> > >>shortage.  As long as organic has conventional farmer to 
produce for the
> > >>masses then they can produce for the few (and growing) who buy 
> > >>only. If everybody tried to buy organic only, their would be 
one hell of
> > >>a long line everywhere they sell food.
> > >>
> > >>The simple fact is, organic is not ready to replace conventional
> > >>farming. Except on a small and local scale.
> > >>
> > >>One last comparision.  I'm sure you don't like to buy gasoline 
for your
> > >>car or truck, whatever.  I'm sure you don't like to buy tires, 
oil, and
> > >>repairs or that you don't like the idea of being a part of the 
> > >>that is generated in the world every day. So why don't you walk 
to work
> > >>everyday.  I'm sure their is people out their who do, but is it
> > >>feastable for everybody to walk.  Cut down on the gas 
comsumption of the
> > >>world, cut down on air pollution and get a lot of good exercise 
> > >>addition but it's just not workable for the vast majority. So 
it is with
> > >>American agriculture. Organic farming cannot feed the world. 
For me to
> > >>switch would create such a severe income loss that it is not 
even a
> > >>remote option. Conventional ag needs the ag chemicals to 
produce the
> > >>crop big enough to pay the bills by as few people (per farm) as 
> > >>
> > >>To close, I'm sure their are places in the world where organic 
> > >>on a larger scale than I am portraying here is possible, but 
they are
> > >>labor intensive. They just are not possible on a large scale 
and today's
> > >>agriculture is growing larger and larger on that scale.  It has 
to, our
> > >>fixed costs go up every year and the only way to cope is to get 
> > >>  It is a vicious circle. Remember that question about "How 
many cows
> > >>would it take to fertilize 1000 acres of corn"  How many ton of 
poop can
> > >>you scope in a day?  While your scoping poop, who's going to be 
> > >>bugs?
> > >>
> > >>I hope I didn't bore you
> > >>George
> > >>
> > >>
> > >> >
> > >> >      So why don't you? There's plenty of totally organic 
farmers who are
> > >> > laughing all the way to the bank. You
> > >> > too can end your chemical dependancy -- "Just say NO!"
> > >> >
> > >> >
> > >> > --
> > >> > Harmon Seaver
> > >> > CyberShamanix
> > >> >
> > >

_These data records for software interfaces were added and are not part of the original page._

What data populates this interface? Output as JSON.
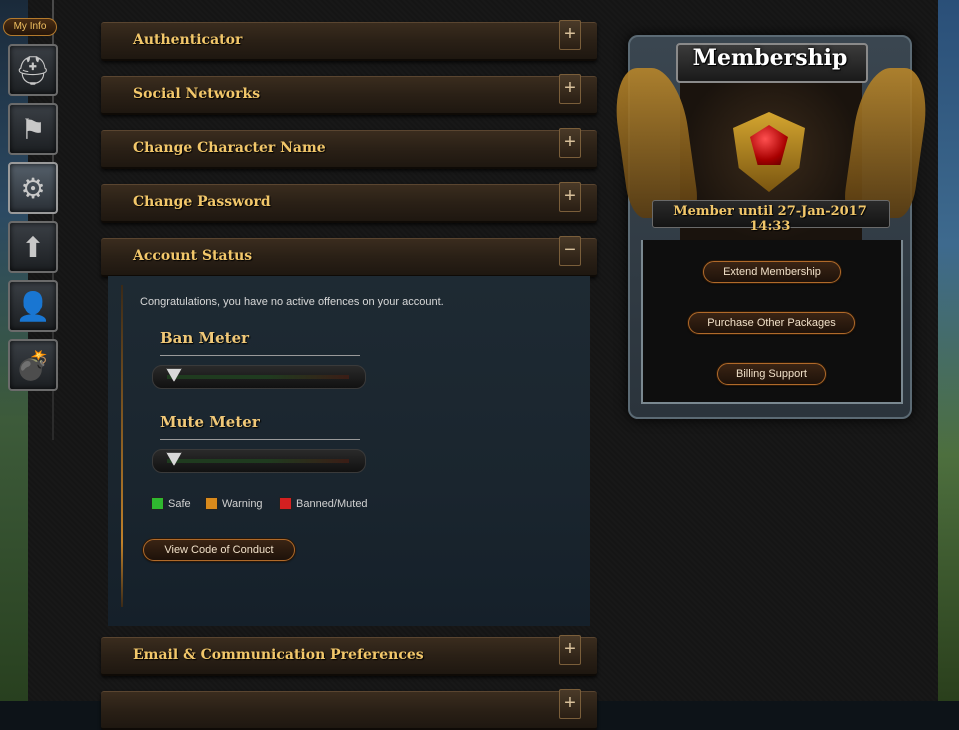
{
  "sidebar": {
    "my_info_label": "My Info",
    "items": [
      {
        "name": "helmet-icon",
        "glyph": "⛑"
      },
      {
        "name": "banner-icon",
        "glyph": "⚑"
      },
      {
        "name": "gear-icon",
        "glyph": "⚙"
      },
      {
        "name": "upgrade-arrow-icon",
        "glyph": "⬆"
      },
      {
        "name": "add-friend-icon",
        "glyph": "👤"
      },
      {
        "name": "bomb-icon",
        "glyph": "💣"
      }
    ]
  },
  "accordion": {
    "authenticator": {
      "title": "Authenticator",
      "toggle": "+"
    },
    "social": {
      "title": "Social Networks",
      "toggle": "+"
    },
    "char_name": {
      "title": "Change Character Name",
      "toggle": "+"
    },
    "password": {
      "title": "Change Password",
      "toggle": "+"
    },
    "account_status": {
      "title": "Account Status",
      "toggle": "−"
    },
    "email": {
      "title": "Email & Communication Preferences",
      "toggle": "+"
    },
    "next": {
      "title": "",
      "toggle": "+"
    }
  },
  "account_status": {
    "message": "Congratulations, you have no active offences on your account.",
    "ban_meter": {
      "title": "Ban Meter",
      "level": 0
    },
    "mute_meter": {
      "title": "Mute Meter",
      "level": 0
    },
    "legend": [
      {
        "label": "Safe",
        "color": "#2fb82f"
      },
      {
        "label": "Warning",
        "color": "#d98a1c"
      },
      {
        "label": "Banned/Muted",
        "color": "#d42020"
      }
    ],
    "code_of_conduct_button": "View Code of Conduct"
  },
  "membership": {
    "title": "Membership",
    "member_until": "Member until 27-Jan-2017 14:33",
    "buttons": {
      "extend": "Extend Membership",
      "purchase": "Purchase Other Packages",
      "billing": "Billing Support"
    }
  },
  "colors": {
    "accent_gold": "#f2c76a",
    "button_border": "#b06a2a"
  }
}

------------------------ Yahoo! Groups Sponsor ---------------------~-->
Buy Stock for $4.
No Minimums.
FREE Money 2002.

Biofuel at Journey to Forever:
Please do NOT send "unsubscribe" messages to the list address.
To unsubscribe, send an email to:

Your use of Yahoo! Groups is subject to 

Reply via email to